Castelli Gallery, 24 W 40 St, is pleased to present Banners and Curses, an exhibition of new works by Robert Morris. The title of the show refers to the two featured series on display: Curses, which consists of eight fiberglass and epoxy objects, and Banners, a series of hanging synthetic fabric pieces. In both bodies of work, the artist produces a destabilizing synthesis of aesthetic form and political content by carefully manipulating the materials that link these two dimensions of meaning.
Robert Morris’s series of Curses consist of eight molded objects made of fiberglass cloth dipped in epoxy resin. While the resin is still wet, Morris shapes the fabric over a wooden box onto which he has molded politicized phrases and epithets in a clay-like material. The cloth eventually dries, retaining the form of the letters on the box as well as the pleats and billows of the draped fabric. In response to Morris’s Curses series art historian, Pepe Karmel, notes that “[t]he shimmering translucency and the lyric folds of the reliefs...belie the violence of the words semi-concealed within them. Impelling the viewer simultaneously toward rage and transcendence, they generate a kind of mental static: the hiss, pop, and crackle of severe cognitive dissonance.”

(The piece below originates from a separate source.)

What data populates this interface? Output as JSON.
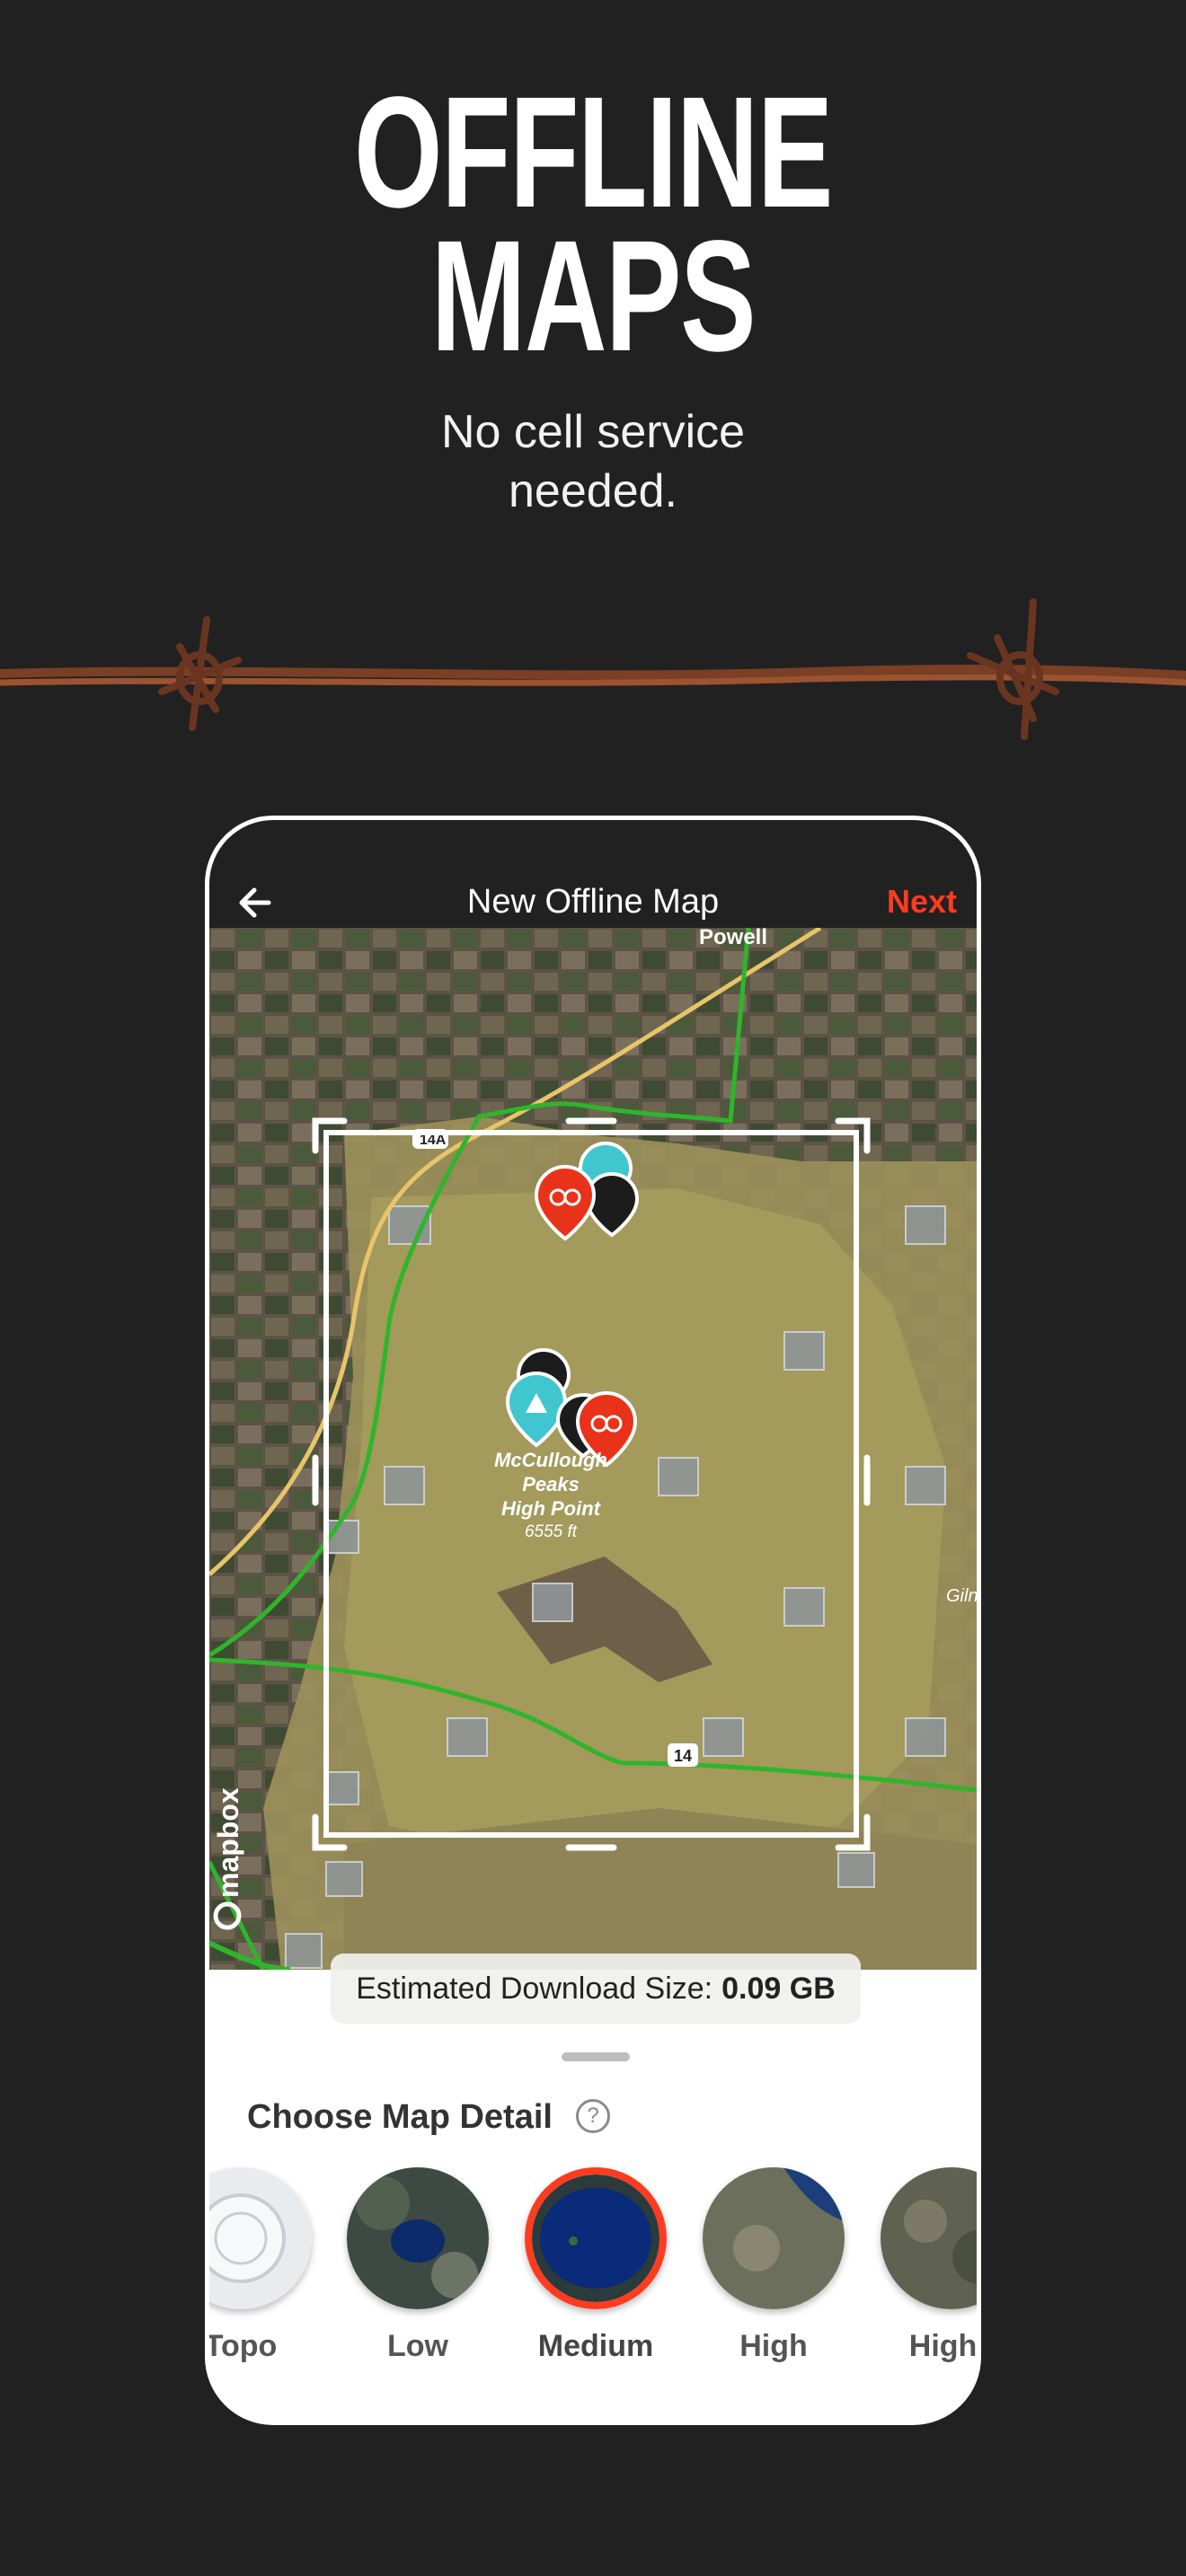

In addition, Robert Morris’s use of fiberglass material in his Curses connect this series with his early minimal work. Starting in the late 1960s, Morris remade several of his geometric plywood constructions in fiberglass, both because the translucency of fiberglass gave them a unique ethereal quality. These works likewise recall Morris’s earlier series MOLTINGSEXOSKELETONSSHROUDS (2015) and Boustrophedons (2017) in which he similarly uses epoxy-saturated fabric to create three-dimensional figures that nonetheless retain the supple appearance of cloth.

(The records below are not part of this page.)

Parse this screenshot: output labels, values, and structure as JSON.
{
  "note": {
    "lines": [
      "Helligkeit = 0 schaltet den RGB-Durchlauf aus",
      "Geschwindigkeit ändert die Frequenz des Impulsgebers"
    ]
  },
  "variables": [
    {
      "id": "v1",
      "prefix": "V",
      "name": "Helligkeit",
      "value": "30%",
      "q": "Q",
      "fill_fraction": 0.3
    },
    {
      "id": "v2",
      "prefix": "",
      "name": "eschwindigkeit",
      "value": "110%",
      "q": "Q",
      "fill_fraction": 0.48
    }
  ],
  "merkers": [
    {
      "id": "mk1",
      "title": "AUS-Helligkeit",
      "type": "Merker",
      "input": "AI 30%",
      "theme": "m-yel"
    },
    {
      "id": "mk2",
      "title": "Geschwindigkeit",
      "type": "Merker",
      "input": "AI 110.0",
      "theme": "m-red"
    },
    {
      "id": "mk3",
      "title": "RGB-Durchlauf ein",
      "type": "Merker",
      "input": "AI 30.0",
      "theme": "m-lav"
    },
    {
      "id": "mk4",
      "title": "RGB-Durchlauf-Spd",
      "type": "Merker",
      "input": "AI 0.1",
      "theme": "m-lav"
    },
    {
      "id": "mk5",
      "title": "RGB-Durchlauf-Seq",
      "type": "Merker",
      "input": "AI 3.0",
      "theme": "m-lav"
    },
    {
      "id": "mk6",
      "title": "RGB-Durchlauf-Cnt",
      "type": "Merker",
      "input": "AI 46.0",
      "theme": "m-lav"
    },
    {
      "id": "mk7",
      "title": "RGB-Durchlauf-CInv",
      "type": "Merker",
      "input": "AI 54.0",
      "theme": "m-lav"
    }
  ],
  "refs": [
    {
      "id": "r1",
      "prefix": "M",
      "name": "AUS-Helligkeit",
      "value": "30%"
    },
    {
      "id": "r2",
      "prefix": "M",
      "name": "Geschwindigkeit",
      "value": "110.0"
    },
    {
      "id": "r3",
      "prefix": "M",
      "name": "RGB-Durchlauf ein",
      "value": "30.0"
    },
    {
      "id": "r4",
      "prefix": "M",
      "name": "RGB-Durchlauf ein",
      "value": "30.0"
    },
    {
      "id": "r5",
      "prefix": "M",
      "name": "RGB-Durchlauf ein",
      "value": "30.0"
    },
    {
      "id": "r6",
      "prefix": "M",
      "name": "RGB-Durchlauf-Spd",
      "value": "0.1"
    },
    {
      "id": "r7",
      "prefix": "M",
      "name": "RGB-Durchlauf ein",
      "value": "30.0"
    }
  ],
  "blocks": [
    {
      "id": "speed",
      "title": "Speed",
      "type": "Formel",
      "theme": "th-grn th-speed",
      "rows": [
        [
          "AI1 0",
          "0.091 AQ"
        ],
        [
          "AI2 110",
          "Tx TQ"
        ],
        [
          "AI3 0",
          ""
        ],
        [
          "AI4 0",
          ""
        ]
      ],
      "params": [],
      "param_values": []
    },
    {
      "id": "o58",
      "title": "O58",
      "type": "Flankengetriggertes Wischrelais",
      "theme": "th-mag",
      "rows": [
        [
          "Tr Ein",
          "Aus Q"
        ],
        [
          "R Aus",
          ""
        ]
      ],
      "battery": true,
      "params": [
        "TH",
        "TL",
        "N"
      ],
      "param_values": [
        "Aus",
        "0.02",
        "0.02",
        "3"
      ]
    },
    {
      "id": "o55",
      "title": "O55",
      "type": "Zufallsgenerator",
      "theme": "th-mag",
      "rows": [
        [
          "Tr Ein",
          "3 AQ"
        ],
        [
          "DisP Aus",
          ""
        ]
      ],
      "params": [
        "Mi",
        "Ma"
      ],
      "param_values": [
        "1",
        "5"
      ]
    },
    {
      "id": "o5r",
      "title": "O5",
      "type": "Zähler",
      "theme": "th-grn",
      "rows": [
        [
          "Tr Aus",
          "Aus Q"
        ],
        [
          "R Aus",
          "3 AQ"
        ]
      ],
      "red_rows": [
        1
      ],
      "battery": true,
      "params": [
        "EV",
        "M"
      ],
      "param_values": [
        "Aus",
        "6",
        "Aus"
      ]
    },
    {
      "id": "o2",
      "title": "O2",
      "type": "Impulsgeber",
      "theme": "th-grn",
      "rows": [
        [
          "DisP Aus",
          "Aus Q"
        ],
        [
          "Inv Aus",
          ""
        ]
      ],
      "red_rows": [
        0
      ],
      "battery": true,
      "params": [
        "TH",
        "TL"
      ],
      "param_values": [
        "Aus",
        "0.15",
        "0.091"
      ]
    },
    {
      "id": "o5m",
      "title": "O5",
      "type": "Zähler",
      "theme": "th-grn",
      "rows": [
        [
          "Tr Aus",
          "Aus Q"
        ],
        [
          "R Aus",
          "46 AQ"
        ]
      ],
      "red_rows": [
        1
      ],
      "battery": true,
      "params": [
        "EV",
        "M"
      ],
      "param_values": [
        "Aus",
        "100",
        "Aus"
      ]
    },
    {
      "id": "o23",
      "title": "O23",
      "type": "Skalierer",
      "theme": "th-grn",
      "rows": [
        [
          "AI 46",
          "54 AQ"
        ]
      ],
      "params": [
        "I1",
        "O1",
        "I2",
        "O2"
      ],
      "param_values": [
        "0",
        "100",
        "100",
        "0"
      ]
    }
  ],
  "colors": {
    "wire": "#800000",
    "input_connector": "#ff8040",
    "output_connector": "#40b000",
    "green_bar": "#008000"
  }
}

The second group of works—Banners—include eight 7 by 10 ½ foot synthetic canvases, UV printed with a montage of images evoking subjects ranging from Francisco Goya’s Los Caprichos prints, to the films of Stanley Kubrick, to contemporary politics. In these pieces Robert Morris draws on two main visual references. The first are cartoons. In an essay he wrote in 2017 titled “Toward the Cartoon” the artist indicates his interest in the strategies cartoons use to convey meaning: “There is something about the inversion of the cartoon that plays on the dualistic when the awe of beauty can be tilted into laughter, and terror and threat can be upended with a clown countenance.”

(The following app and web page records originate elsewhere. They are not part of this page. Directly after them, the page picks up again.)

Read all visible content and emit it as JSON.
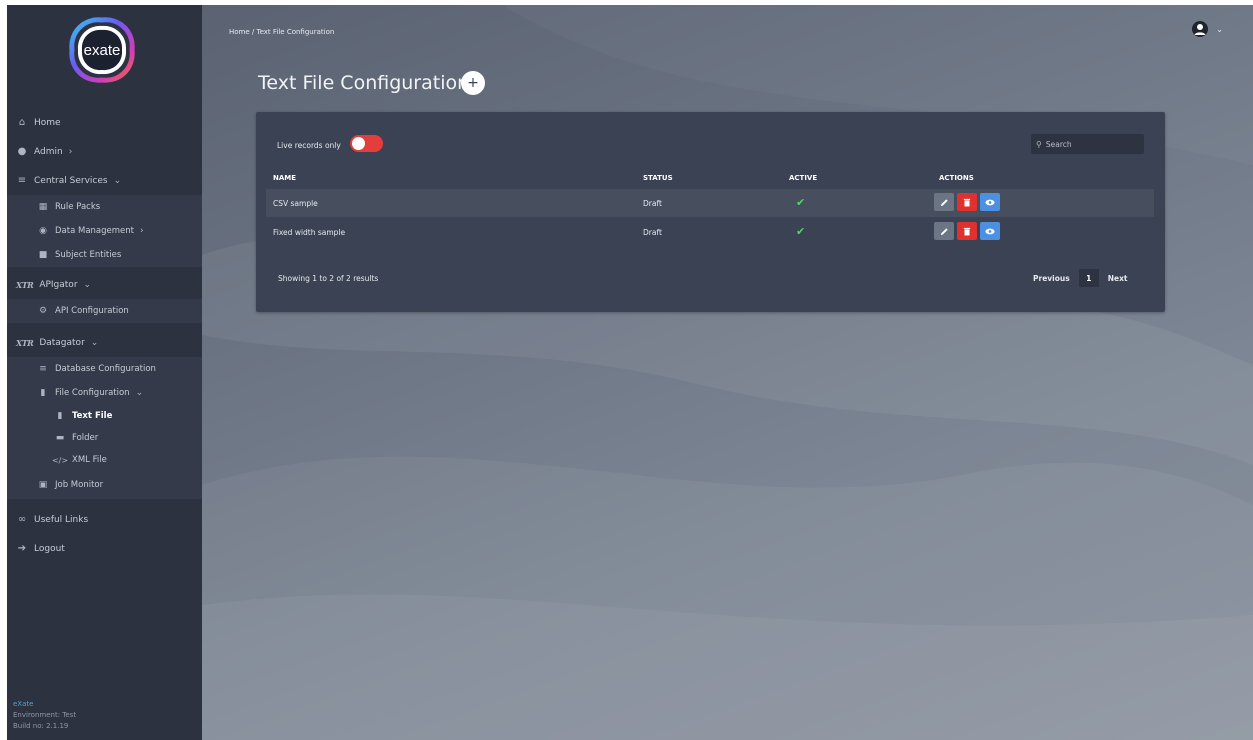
{
  "app": {
    "logo_text": "exate"
  },
  "sidebar": {
    "home": "Home",
    "admin": "Admin",
    "central_services": "Central Services",
    "rule_packs": "Rule Packs",
    "data_management": "Data Management",
    "subject_entities": "Subject Entities",
    "apigator_brand": "XTR",
    "apigator": "APIgator",
    "api_configuration": "API Configuration",
    "datagator_brand": "XTR",
    "datagator": "Datagator",
    "database_configuration": "Database Configuration",
    "file_configuration": "File Configuration",
    "text_file": "Text File",
    "folder": "Folder",
    "xml_file": "XML File",
    "job_monitor": "Job Monitor",
    "useful_links": "Useful Links",
    "logout": "Logout"
  },
  "footer": {
    "brand": "eXate",
    "environment": "Environment: Test",
    "build": "Build no: 2.1.19"
  },
  "header": {
    "breadcrumb_home": "Home",
    "breadcrumb_sep": "/",
    "breadcrumb_current": "Text File Configuration",
    "title": "Text File Configuration",
    "add_label": "+"
  },
  "toolbar": {
    "live_records_label": "Live records only",
    "live_records_on": true,
    "search_placeholder": "Search"
  },
  "table": {
    "columns": [
      "NAME",
      "STATUS",
      "ACTIVE",
      "ACTIONS"
    ],
    "rows": [
      {
        "name": "CSV sample",
        "status": "Draft",
        "active": true
      },
      {
        "name": "Fixed width sample",
        "status": "Draft",
        "active": true
      }
    ]
  },
  "pagination": {
    "summary": "Showing 1 to 2 of 2 results",
    "previous": "Previous",
    "page": "1",
    "next": "Next"
  },
  "colors": {
    "sidebar_bg": "#2c3240",
    "card_bg": "#3b4253",
    "toggle_on": "#e33d3d",
    "delete": "#e03131",
    "view": "#4d8fe0",
    "check": "#4cd964"
  },
  "icons": {
    "home": "home-icon",
    "admin": "users-icon",
    "central_services": "layers-icon",
    "edit": "pencil-icon",
    "delete": "trash-icon",
    "view": "eye-icon"
  }
}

In his Banners, Morris calls forth the cartoon’s capacity to break down dichotomies through his use of a visual vocabulary that elides the farcical with the terrifying, the intimate with the public, beauty with the grotesque. A second act of elision occurs on the level of the works’ form: the large scale of the canvases contrasts with the typical dimensions of cartoons, which commonly circulate through print media such as books and periodicals—objects that can be held in the hand. The mural-size of these works reference the banners frequently used as advertisement outside of buildings, for example those hung on the facades of museums to promote exhibitions. This enlarging of a genre traditionally considered an inferior artform to the monumental scale of a Neoclassical history painting compounds the cartoon’s subversive tendency by undermining conventional notions of “correct” proportion. In a final ironic turn, the viewer realizes that this humorous vision of the world blown out of proportion, in fact all too accurately represents our current socio-political reality.